The relation between the genotype and phenotype of primary arrhythmia syndromes (PAS) and cardiomyopathies (CMP) is complex and ever expanding. In the first part of this thesis project, we evaluated the value of both novel and existing electrocardiographic parameters in the diagnosis and prognosis of these patients. We proposed a novel method for evaluation of the QT interval based on the patient’s own QT rate dependence profile obtained from 24 hour holter recordings (Chapter 1). This individualized QT interval (QTi) is an easy to measure method that proofed to have high diagnostic accuracy in genotyped patients with long QT syndrome (LQTS), both in our own population of LQTS patients as in a large validation cohort.
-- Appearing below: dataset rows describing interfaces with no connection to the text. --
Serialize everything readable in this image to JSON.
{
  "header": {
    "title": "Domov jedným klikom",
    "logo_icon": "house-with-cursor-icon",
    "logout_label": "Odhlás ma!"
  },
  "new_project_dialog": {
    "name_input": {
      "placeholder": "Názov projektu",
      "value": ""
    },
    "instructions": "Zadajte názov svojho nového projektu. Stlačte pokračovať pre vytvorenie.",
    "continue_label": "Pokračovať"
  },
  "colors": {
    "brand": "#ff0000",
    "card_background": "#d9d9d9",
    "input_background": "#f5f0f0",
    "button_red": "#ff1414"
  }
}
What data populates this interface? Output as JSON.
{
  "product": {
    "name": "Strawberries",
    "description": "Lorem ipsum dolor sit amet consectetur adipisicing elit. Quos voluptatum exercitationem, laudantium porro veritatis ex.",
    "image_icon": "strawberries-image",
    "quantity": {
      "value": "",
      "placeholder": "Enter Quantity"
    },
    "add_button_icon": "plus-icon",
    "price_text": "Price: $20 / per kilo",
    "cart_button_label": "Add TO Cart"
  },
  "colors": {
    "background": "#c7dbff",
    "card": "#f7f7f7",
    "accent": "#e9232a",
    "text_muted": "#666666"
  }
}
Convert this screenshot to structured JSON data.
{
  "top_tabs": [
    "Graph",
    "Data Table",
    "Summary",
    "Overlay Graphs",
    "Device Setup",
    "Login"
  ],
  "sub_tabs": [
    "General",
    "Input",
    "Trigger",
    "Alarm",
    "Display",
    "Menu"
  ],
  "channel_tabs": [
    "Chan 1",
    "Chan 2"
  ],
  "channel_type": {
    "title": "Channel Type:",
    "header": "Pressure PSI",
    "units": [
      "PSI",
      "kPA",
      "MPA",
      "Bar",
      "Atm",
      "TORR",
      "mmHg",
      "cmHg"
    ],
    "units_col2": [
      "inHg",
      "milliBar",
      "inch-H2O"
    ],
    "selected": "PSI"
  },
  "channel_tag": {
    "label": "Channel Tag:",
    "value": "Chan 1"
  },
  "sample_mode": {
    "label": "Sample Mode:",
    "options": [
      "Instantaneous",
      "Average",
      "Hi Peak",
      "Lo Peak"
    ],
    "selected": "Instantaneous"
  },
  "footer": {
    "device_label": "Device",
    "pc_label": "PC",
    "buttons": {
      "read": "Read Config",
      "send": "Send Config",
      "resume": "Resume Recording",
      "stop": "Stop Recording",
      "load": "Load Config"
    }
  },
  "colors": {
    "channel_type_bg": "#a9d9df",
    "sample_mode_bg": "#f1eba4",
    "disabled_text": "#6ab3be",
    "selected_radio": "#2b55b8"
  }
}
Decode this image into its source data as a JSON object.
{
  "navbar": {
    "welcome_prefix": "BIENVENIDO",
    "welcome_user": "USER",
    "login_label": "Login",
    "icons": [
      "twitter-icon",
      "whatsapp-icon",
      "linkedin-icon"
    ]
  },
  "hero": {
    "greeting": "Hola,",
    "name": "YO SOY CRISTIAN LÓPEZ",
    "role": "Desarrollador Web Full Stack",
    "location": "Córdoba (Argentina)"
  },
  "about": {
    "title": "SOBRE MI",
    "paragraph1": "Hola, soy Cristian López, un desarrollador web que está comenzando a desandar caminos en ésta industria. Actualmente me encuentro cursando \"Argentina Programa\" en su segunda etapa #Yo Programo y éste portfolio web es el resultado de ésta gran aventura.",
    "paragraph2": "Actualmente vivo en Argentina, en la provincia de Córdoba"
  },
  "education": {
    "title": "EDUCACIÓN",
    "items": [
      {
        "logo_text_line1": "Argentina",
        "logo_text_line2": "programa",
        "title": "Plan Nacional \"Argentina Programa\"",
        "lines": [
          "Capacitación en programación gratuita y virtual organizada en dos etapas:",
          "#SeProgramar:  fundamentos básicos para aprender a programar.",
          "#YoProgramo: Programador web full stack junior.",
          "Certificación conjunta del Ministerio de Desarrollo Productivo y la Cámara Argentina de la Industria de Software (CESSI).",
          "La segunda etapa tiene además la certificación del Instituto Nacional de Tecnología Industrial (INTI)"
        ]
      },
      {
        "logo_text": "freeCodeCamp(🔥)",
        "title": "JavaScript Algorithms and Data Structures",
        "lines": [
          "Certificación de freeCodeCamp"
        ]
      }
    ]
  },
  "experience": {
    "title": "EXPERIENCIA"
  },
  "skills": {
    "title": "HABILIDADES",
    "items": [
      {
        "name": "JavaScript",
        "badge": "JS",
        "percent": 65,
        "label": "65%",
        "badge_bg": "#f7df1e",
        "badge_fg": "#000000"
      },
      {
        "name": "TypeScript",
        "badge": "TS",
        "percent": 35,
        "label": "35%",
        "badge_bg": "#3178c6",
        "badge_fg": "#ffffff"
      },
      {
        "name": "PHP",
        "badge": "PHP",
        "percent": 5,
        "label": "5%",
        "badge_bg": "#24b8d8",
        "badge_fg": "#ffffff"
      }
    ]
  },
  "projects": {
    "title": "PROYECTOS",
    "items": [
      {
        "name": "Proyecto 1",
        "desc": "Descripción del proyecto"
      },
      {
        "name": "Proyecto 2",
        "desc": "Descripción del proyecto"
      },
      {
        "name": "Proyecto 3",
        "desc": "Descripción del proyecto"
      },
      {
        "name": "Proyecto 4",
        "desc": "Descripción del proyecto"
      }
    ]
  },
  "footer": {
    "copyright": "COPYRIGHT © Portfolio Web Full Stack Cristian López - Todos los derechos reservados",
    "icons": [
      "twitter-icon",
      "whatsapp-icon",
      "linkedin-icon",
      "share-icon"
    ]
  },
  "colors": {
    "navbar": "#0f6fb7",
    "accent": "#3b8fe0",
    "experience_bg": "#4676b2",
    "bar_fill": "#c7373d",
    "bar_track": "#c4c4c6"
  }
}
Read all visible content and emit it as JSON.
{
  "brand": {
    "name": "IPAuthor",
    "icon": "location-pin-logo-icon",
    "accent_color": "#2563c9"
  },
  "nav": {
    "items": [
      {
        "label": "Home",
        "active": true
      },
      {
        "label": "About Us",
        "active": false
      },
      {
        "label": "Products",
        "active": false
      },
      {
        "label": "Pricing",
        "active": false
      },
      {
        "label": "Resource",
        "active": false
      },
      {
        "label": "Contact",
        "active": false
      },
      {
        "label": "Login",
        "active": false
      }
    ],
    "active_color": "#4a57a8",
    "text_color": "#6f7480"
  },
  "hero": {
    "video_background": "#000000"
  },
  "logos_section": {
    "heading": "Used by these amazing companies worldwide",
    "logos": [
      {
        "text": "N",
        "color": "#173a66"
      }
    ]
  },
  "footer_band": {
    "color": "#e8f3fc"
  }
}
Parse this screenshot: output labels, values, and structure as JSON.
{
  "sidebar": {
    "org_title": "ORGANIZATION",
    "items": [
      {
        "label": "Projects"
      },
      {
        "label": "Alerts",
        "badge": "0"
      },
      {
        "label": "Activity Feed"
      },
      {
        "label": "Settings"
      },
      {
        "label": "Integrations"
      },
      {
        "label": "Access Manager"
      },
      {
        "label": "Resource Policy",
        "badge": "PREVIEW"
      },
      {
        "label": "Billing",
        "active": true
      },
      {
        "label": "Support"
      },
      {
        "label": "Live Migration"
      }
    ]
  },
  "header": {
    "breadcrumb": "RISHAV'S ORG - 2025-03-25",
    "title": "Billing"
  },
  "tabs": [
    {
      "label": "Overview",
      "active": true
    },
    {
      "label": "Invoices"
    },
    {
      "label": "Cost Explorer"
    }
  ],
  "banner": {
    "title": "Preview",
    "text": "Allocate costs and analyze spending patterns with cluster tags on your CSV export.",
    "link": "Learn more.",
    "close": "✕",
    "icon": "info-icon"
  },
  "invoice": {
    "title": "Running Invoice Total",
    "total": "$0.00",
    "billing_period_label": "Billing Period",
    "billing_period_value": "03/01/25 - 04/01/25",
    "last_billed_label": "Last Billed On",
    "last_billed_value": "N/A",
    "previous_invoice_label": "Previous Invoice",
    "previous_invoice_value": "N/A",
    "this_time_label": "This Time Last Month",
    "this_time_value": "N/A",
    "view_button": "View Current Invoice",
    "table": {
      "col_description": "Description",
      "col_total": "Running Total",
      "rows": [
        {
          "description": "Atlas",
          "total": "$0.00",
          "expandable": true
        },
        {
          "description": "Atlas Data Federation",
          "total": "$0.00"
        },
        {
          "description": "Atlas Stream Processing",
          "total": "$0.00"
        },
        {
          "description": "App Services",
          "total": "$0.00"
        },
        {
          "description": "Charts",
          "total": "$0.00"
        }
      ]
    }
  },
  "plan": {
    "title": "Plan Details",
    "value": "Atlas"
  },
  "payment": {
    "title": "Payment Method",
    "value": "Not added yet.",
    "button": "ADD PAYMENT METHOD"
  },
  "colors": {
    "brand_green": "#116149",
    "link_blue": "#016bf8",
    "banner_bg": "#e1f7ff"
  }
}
Patients with loss-of-function SCN5A mutations show diverse phenotypes including Brugada Syndrome (BrS), a progressive cardiac conduction disease and premature atrial fibrillation or flutter (chapter 2). The risk of sudden cardiac death (SCD) in patients who don’t show a type 1 Brugada ECG in rest or after provocation with sodium channel blockers has not been extensively studied, but has traditionally been regarded as low. We showed that loss-of-function SCN5A mutation carriers had an annual incidence of SCD of 1.37%. Remarkably, 75% of these patients suffering SCD did not have a type 1 ECG warranting proper follow-up of these patients. However, risk markers for SCD in this population should be assessed in larger cohorts. We evaluated the value of the index of cardio-electrophysiological balance (iCEB), which might serve as an ECG-based derivative of cardiac wavelength λ and measured as QT interval divided by QRS duration, as a novel potential biomarker of arrhythmic risk (chapter 3). iCEB was significantly altered in opposite directions in situations with increased risk for torsadogenic ventricular tachycardia (VT) or non-torsadogenic (VT). In hypertrophic cardiomyopathy, neither QTi, QT rate dependence or iCEB were significant predictors of SCD (chapter 4). However, on top of traditional risk stratification variables, we identified male gender and the presence of negative T waves in the inferior leads as marker of increased risk of SCD. A score to predict the a priori chance of carrying a disease-causing mutation in HCM based on clinical variables was constructed (chapter 5). Such a score aids in proper genetic counselling. In the second part of the project we evaluated the additional value of next generation sequencing (NGS) techniques in PAS and CMP. Panel based NGS resulted in a genetic diagnosis in 20% of index patients in whom prior evaluation with Sanger sequencing or mutation scanning techniques of the main genes implicated in their specific phenotype had remained negative (chapter 6). The increased detection rate was due to sequencing of novel genes in 52% of the cases and due to technical failures with the historical analysis in 48%. Finally, as a proof of concept, we identified a novel RBM20 mutation with whole exome sequencing in a large family with dilated cardiomyopathy in whom prior panel based NGS had remained negative (chapter 7).

Date:1 Oct 2013  →  19 Dec 2017
Keywords:Next generation sequencing, QT rate dependence, Individualized QT
Disciplines:Cardiac and vascular medicine
Project type:PhD project